| Action item |
Based on the entries below, how many lines contain the word "ffffff"? Respond with only the number.

| Interface dataset entries |
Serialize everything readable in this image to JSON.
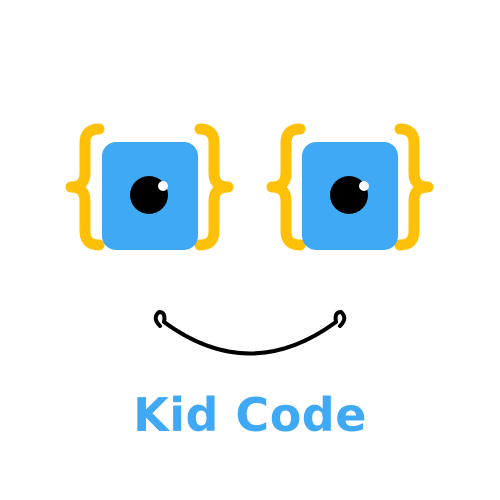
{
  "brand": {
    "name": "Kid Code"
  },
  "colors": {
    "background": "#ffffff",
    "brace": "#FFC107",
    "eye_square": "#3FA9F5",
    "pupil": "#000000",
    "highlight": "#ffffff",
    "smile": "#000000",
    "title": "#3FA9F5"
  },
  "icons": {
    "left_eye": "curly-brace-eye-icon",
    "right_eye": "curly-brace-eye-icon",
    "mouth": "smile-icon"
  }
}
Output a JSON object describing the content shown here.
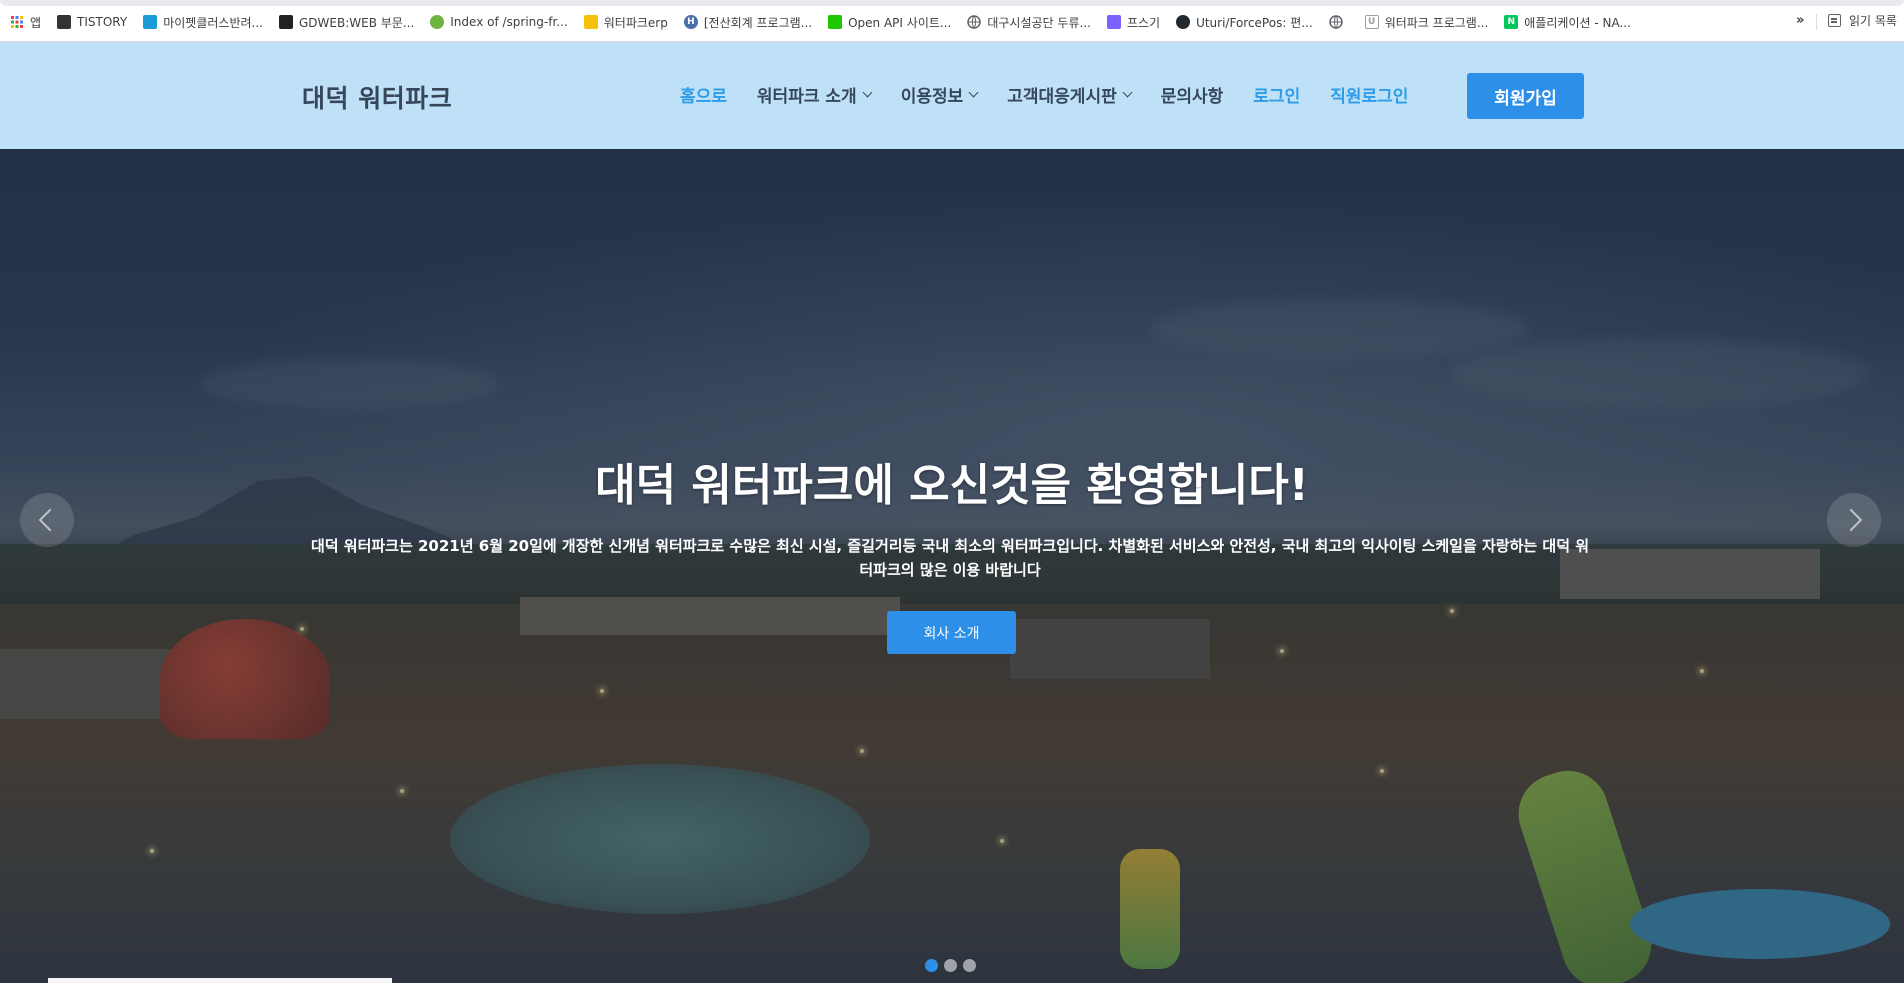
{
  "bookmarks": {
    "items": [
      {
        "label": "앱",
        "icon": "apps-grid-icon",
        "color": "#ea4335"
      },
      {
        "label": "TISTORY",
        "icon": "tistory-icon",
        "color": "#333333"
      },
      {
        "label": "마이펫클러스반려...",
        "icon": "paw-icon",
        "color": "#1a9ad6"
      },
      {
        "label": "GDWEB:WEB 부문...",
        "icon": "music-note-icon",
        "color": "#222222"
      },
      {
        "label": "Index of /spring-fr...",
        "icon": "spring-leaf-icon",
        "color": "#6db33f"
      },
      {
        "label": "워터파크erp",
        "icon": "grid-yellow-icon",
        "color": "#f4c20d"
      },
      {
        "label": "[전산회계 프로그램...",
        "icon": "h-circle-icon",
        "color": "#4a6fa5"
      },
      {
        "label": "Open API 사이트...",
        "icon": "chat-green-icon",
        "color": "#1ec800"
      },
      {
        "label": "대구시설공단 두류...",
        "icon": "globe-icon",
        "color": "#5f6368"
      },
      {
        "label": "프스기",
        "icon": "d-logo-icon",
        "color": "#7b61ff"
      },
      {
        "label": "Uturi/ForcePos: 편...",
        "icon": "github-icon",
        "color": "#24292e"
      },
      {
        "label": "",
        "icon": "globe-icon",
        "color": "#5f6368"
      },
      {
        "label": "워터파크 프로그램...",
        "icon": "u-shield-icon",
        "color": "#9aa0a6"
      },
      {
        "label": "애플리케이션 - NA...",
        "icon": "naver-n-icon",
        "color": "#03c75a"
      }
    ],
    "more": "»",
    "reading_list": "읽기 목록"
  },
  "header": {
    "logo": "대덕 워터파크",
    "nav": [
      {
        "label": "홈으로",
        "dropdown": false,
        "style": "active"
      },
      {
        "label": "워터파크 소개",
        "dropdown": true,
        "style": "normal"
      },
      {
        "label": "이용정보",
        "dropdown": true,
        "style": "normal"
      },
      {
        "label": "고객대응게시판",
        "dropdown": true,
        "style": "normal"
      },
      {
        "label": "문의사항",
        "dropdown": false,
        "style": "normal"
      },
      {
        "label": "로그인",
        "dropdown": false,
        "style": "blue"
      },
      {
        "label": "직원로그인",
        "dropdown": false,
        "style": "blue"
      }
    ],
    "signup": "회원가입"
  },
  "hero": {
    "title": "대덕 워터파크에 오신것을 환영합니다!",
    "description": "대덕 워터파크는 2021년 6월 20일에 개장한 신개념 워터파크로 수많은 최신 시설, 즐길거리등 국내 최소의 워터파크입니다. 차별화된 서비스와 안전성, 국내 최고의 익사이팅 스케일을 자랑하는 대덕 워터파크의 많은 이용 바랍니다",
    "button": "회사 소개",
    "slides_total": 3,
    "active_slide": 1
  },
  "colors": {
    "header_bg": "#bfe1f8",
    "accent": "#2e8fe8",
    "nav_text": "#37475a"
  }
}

| Final answer |
2